I thinks is possible, but Volleying is a skill that as some here have said, requires a lot of work. Many of the current women don't seem to want to put in the work to develop a multi-dimensional game. However, a strong serve and volleyer could probably make a few waves on the womens tour, as many women struggle to defend whenever someone gets up to the net.

On the mens tour, its tough, the power in the mens game now I think would make it difficult to get up to net and set up after the serve, plus the way the men hit angled shots today it is in some instances almost impossible to get up to net. Its possible, but whether it will happen or not I can't honestly say.

Noveson
02-23-2009, 05:42 PM
Maybe Nadal's insane racquet speed can't be trained but you can certainly improve your racquet speed to a good level through training.

I don't think you can improve your touch as much as you can improve your racquet speed through training.

And you can improve your touch to a good level also. Not to mention that touch alone isn't even that large of a part of a serve and volley game. Or that you are just guessing that you can train head speed more than you can touch.

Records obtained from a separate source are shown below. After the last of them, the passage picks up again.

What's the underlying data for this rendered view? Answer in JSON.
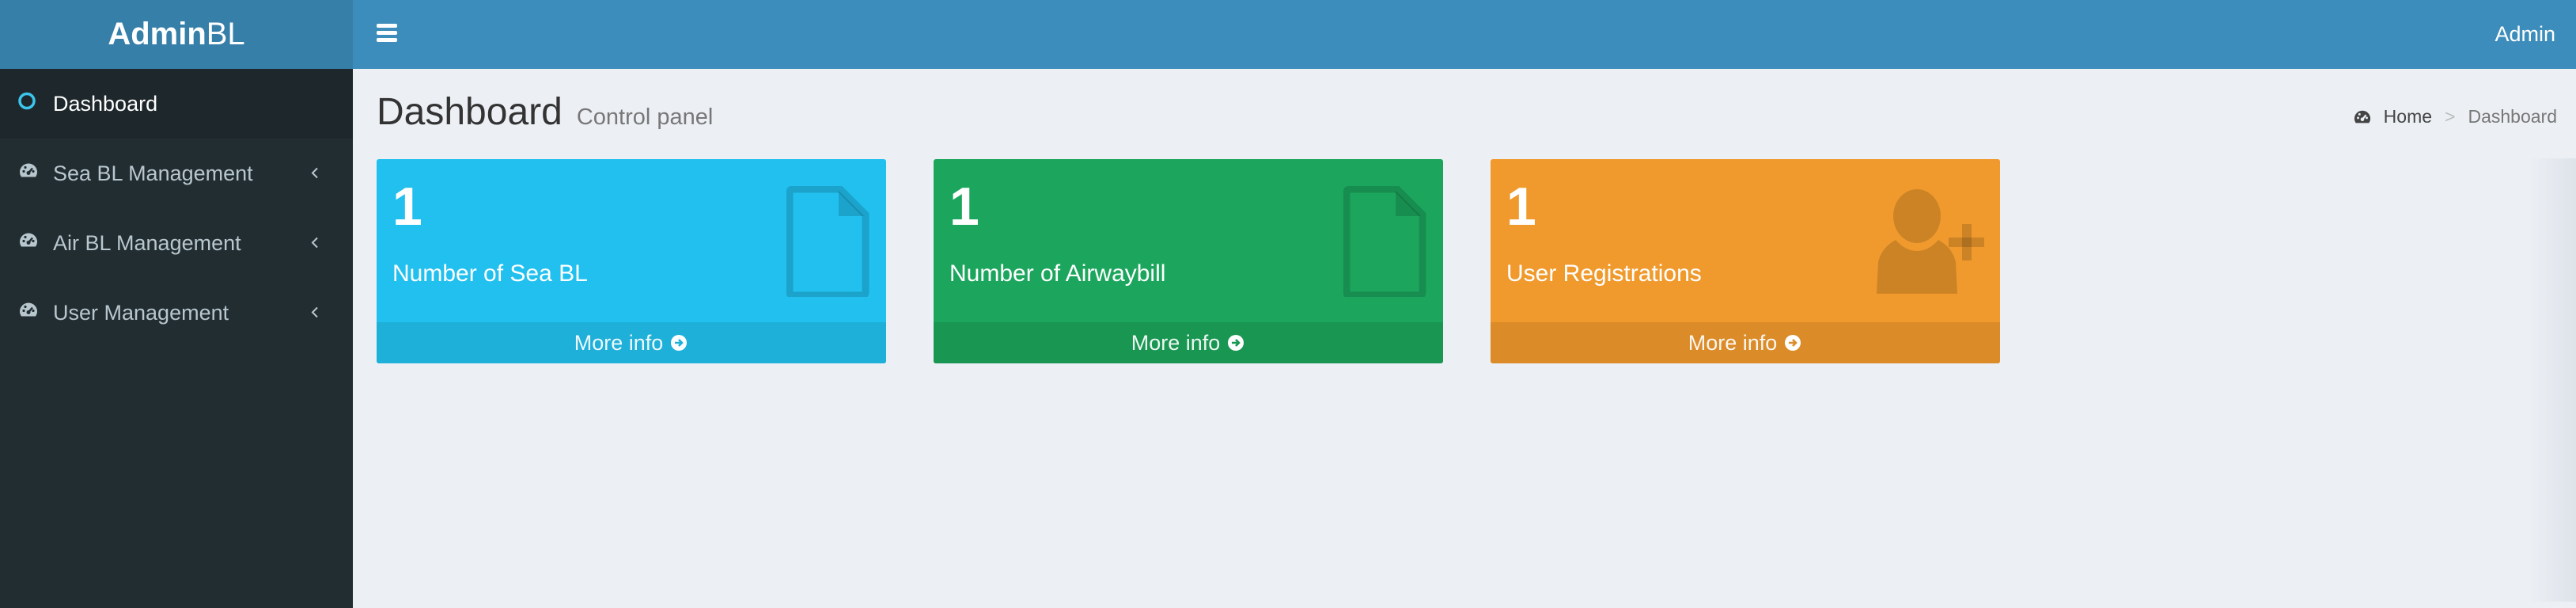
{
  "header": {
    "logo_bold": "Admin",
    "logo_light": "BL",
    "user_name": "Admin"
  },
  "sidebar": {
    "items": [
      {
        "label": "Dashboard",
        "icon": "circle-icon",
        "active": true
      },
      {
        "label": "Sea BL Management",
        "icon": "dashboard-icon"
      },
      {
        "label": "Air BL Management",
        "icon": "dashboard-icon"
      },
      {
        "label": "User Management",
        "icon": "dashboard-icon"
      }
    ]
  },
  "content": {
    "title": "Dashboard",
    "subtitle": "Control panel",
    "breadcrumb": {
      "home": "Home",
      "current": "Dashboard"
    }
  },
  "boxes": [
    {
      "value": "1",
      "caption": "Number of Sea BL",
      "more": "More info",
      "icon": "file-icon",
      "color": "#21c0ef"
    },
    {
      "value": "1",
      "caption": "Number of Airwaybill",
      "more": "More info",
      "icon": "file-icon",
      "color": "#1ca65d"
    },
    {
      "value": "1",
      "caption": "User Registrations",
      "more": "More info",
      "icon": "user-plus-icon",
      "color": "#f09a2d"
    }
  ],
  "colors": {
    "navbar": "#3c8dbc",
    "logo_bg": "#367fa9",
    "sidebar_bg": "#222d32",
    "content_bg": "#ecf0f5"
  }
}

Tennis_Monk
02-23-2009, 05:56 PM
Personally, when I was starting out as a kid I had (and still do) a killer serve but never came into the net. However, my coach was really old school so he pushed me into S&V. It's never come to me as a natural instinct, though. I prefer to volley when i've hit something wide cross court or if i'm coming in from the baseline on a floater..... I guess you could called that being a "volleyer" seperate of being a serve and volleyer.

In the big leagues, that kind of skill doesn't translate to a whole game though. Like has been said, you either need to do the serve and volley or you're sticking around at the baseline (90% of the time).

No offense but was wondering what a Killer serve is.

kevsaenz
02-23-2009, 06:52 PM
No offense but was wondering what a Killer serve is.

one that could potentially kill you if you get in its path.
http://www.youtube.com/watch?v=65Ri6zVXqew&feature=related

Tennis_Monk
02-23-2009, 07:30 PM
one that could potentially kill you if you get in its path.
http://www.youtube.com/watch?v=65Ri6zVXqew&feature=related

Andy Roddick hitting a Killer serve is very different from a TW recreational poster (unless i am incorrect).